Having recognised early the benefits of China's One Belt, One Road (OBOR) push, Singapore has actively supported it and is well-positioned to make gains from it, Home Affairs and Law Minister K. Shanmugam said in a lecture yesterday.
Singapore's edge lies in its good governance, the rule of law, its educated workforce and its respected financial centre and port, he said.
Singapore has also been an "active proponent" of China's growth since its opening-up, and was an early supporter of the China-led Asian Infrastructure Investment Bank, which funds Belt and Road projects.
One Belt, One Road - unveiled by President Xi Jinping in 2013 - seeks to enhance links between Asia, Europe and Africa by building roads, railway and other infrastructure in a network of projects covering more than 60 countries.
Describing it as a "game changer" that is bold, innovative and ambitious, Mr Shanmugam said: "If connectivity improves, people travel, investment flows increase; we will benefit if we are ready and smart."
He cited figures that showed Singapore is already benefiting: 30 per cent of China's Belt and Road investments in all countries are in Singapore. In return, Singapore's investments in China account for 85 per cent of total Belt and Road investments there by all countries.
Mr Shanmugam's speech, at an Asia Competitiveness Institute forum, was the latest in a series of remarks by Singapore's leaders in support of China's bid to recreate the Silk Road.
The Republic was one of three South-east Asian countries whose heads of government did not attend the Belt and Road Forum in Beijing in May, causing some to raise questions about bilateral ties.
But observers say relations are on an even keel, with a June announcement that Chinese Premier Li Keqiang will be visiting Singapore.
In a wide-ranging speech, Mr Shanmugam also placed the Belt and Road Initiative in the context of shifting geopolitics.
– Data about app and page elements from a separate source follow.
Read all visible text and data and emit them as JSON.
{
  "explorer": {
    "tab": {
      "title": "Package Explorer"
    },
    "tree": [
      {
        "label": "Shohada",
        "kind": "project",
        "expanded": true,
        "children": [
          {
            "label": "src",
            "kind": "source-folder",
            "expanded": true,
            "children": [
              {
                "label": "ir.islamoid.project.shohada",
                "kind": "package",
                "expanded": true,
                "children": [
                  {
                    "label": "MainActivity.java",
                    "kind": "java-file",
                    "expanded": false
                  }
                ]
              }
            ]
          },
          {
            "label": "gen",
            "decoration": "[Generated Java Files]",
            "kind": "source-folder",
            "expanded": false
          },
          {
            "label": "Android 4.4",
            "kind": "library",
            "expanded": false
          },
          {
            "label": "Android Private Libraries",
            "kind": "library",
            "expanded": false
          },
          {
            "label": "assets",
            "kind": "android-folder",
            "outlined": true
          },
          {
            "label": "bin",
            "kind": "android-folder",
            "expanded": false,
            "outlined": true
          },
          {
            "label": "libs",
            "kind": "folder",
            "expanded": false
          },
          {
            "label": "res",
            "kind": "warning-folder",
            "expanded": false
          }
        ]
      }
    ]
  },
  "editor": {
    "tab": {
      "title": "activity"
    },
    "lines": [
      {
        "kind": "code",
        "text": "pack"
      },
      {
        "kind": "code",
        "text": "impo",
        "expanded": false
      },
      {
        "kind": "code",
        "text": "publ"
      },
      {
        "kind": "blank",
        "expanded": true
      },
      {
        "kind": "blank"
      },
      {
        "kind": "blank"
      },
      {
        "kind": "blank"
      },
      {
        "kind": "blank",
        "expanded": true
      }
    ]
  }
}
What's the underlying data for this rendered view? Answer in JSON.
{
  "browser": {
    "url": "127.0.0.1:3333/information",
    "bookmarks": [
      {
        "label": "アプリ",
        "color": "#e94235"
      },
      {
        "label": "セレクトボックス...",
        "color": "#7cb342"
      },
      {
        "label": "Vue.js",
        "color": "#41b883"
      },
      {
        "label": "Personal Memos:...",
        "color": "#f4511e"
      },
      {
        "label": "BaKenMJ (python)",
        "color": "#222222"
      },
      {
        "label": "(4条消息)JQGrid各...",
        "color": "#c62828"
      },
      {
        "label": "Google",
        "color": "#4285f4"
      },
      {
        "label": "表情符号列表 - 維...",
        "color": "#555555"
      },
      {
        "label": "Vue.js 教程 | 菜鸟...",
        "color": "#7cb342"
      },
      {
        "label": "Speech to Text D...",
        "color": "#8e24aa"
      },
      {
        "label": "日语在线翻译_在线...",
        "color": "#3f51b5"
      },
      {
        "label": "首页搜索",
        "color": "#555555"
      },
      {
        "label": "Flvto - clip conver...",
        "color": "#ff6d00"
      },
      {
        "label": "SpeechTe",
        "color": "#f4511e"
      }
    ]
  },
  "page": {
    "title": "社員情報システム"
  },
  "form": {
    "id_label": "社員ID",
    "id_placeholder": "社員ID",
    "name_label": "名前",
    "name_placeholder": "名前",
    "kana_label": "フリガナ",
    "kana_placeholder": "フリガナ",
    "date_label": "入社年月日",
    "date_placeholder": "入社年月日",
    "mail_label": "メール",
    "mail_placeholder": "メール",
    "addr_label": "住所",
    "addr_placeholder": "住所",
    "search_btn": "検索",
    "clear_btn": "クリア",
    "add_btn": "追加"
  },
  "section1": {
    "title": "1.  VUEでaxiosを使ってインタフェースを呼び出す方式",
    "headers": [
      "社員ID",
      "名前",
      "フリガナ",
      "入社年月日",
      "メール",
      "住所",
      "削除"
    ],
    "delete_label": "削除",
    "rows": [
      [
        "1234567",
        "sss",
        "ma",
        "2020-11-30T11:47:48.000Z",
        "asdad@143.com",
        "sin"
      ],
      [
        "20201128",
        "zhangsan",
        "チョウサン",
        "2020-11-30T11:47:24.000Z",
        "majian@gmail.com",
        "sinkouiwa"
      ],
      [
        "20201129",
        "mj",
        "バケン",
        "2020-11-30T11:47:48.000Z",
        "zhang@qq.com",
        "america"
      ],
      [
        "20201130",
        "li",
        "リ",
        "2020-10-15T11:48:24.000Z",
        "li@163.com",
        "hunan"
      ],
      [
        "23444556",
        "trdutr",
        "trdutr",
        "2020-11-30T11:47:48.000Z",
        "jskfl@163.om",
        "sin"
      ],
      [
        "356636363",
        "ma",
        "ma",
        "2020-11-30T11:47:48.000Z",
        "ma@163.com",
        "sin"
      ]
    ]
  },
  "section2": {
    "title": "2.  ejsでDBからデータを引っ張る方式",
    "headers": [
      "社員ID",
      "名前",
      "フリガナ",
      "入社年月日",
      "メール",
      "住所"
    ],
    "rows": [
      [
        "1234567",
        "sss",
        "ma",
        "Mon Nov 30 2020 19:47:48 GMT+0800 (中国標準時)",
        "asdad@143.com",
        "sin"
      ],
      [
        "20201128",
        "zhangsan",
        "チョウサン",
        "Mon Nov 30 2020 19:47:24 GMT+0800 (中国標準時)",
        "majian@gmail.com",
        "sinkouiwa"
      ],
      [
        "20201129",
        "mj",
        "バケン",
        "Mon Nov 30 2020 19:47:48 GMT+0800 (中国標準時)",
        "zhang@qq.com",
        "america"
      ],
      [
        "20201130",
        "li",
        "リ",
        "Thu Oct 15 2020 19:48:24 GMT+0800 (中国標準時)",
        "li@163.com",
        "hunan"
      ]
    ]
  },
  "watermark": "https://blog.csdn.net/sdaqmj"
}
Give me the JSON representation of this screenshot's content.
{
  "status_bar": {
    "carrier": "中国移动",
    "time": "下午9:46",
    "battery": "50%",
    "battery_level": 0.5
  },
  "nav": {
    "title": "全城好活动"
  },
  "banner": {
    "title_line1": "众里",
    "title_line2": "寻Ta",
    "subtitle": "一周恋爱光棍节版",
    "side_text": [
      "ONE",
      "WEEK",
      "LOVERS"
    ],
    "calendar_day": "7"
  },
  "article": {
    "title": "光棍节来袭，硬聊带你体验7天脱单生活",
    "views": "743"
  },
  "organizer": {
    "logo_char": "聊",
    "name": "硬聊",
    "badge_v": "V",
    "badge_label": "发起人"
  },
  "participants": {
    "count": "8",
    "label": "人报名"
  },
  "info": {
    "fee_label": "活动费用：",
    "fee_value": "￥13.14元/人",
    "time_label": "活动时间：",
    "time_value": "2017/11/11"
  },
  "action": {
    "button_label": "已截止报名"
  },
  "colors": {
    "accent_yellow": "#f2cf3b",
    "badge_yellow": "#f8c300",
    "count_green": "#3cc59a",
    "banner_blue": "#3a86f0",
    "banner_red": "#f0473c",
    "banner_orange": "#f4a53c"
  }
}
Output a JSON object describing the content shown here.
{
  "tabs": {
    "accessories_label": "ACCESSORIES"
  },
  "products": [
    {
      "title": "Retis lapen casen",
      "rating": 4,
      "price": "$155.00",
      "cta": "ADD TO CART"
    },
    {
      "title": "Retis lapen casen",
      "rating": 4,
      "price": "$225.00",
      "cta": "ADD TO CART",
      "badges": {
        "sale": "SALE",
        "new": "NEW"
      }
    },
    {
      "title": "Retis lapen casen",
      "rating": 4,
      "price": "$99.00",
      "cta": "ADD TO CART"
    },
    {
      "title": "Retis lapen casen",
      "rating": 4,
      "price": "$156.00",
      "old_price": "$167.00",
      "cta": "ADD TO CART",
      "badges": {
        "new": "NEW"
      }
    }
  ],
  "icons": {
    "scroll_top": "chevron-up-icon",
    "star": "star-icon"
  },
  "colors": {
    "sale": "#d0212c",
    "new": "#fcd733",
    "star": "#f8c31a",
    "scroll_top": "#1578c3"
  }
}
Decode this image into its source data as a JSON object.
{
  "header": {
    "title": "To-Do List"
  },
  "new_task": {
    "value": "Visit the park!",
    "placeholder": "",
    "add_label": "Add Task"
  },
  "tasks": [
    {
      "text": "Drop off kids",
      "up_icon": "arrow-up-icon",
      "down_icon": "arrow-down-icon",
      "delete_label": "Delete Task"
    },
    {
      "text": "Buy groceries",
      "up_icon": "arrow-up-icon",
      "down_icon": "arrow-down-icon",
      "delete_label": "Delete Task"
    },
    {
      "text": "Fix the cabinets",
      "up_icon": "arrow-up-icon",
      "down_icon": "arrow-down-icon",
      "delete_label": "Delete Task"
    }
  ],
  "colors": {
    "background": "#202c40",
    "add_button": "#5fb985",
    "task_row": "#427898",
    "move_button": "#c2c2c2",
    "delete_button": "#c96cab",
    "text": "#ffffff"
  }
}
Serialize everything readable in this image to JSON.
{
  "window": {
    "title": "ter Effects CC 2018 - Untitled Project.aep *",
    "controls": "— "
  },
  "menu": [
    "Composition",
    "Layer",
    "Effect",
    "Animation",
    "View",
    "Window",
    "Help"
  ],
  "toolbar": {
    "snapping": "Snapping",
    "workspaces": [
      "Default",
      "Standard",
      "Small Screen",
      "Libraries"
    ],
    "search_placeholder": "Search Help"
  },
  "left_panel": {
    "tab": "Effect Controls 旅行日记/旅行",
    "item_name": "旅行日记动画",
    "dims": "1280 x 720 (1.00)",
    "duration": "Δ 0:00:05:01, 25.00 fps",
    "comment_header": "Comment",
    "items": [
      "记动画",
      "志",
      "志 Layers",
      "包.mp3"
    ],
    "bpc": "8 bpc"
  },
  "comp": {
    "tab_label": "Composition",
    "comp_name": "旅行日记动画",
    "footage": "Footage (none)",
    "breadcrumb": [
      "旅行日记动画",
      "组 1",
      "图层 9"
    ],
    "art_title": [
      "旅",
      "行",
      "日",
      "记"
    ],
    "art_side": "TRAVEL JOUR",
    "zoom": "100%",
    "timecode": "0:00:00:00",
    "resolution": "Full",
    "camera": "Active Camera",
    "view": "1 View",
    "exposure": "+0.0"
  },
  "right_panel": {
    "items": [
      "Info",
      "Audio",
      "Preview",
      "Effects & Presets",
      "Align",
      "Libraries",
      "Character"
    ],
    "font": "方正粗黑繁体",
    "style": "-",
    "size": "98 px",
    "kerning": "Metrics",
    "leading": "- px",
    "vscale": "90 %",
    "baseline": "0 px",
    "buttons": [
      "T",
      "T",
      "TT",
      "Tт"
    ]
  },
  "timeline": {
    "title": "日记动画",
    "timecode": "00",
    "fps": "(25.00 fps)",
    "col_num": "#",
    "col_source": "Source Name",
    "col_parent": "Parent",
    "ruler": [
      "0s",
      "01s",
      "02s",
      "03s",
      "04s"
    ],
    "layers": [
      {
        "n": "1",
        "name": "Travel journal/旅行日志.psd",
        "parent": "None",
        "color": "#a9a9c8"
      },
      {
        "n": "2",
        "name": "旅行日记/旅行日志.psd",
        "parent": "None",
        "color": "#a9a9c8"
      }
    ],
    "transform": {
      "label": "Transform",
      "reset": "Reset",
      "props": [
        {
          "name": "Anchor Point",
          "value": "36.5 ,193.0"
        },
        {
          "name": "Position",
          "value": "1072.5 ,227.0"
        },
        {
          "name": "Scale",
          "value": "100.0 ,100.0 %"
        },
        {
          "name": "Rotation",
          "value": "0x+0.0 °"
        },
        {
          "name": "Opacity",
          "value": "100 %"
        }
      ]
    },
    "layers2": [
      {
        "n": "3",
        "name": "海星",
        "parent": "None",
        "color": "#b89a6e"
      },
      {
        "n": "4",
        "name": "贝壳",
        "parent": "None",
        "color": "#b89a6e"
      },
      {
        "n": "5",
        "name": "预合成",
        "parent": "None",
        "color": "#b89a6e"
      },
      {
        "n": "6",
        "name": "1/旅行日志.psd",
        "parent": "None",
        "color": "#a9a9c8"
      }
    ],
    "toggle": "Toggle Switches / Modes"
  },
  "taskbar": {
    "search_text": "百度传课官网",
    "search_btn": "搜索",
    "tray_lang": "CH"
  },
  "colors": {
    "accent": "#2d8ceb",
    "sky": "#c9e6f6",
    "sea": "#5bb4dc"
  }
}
China, said the former foreign minister, was likely to continue its rise as a superpower, despite domestic problems like corruption and an ageing population. And while the United States has not gone into actual decline, the relative positions of the two countries will change.
One Belt, One Road, a result of China's rise, may well accelerate that rise, he said, noting that China is already the largest trading nation in the world. China is also able to translate plans into reality, given its resources, its ability to muster the nation's will towards a clear goal, and its great leap forward in technology and science, he added.
China's strategic investments abroad have at times created tensions, but they have also helped forge strong ties and are likely to "predispose many countries towards the Belt and Road Initiative".
In contrast, the US has in recent times defined its interests more narrowly, wavering on once fundamental issues like free trade, he noted.
Mr Shanmugam said the shift is understandable, since the US has hitherto been bearing a disproportionate share of security costs. But if it continues, "more countries may find the Belt and Road Initiative to be more attractive".
For China, the initiative is not without risks, he said, as the Silk Road passes through Central Asia, a very "tough" region where other powers - Russia, India, Turkey and Iran - have their own interests.
A key to China's success is to convey benign intentions and to foster trust by working within the international framework, he added.
In this unfolding situation, Singapore's interest is in developing good relations with as many countries as possible and in latching on to One Belt, One Road and other growth opportunities, he said.
"The world can pass us by in an instant... We need to keep... finding new ways to add value," he said.
Singapore has to work hard to meet competition that will arise, such as from neighbouring ports built to challenge Singapore's ports, he said.
As a small state, Singapore is a price-taker. But if it gives in to bigger states, it will lose its sovereignty.
Said Mr Shanmugam: "If we allow ourselves to be bullied or seduced by bigger powers, that can break or severely stress our own domestic social compact, which is built on multiracialism. Once broken, it will be difficult, if not impossible, to put together this compact again."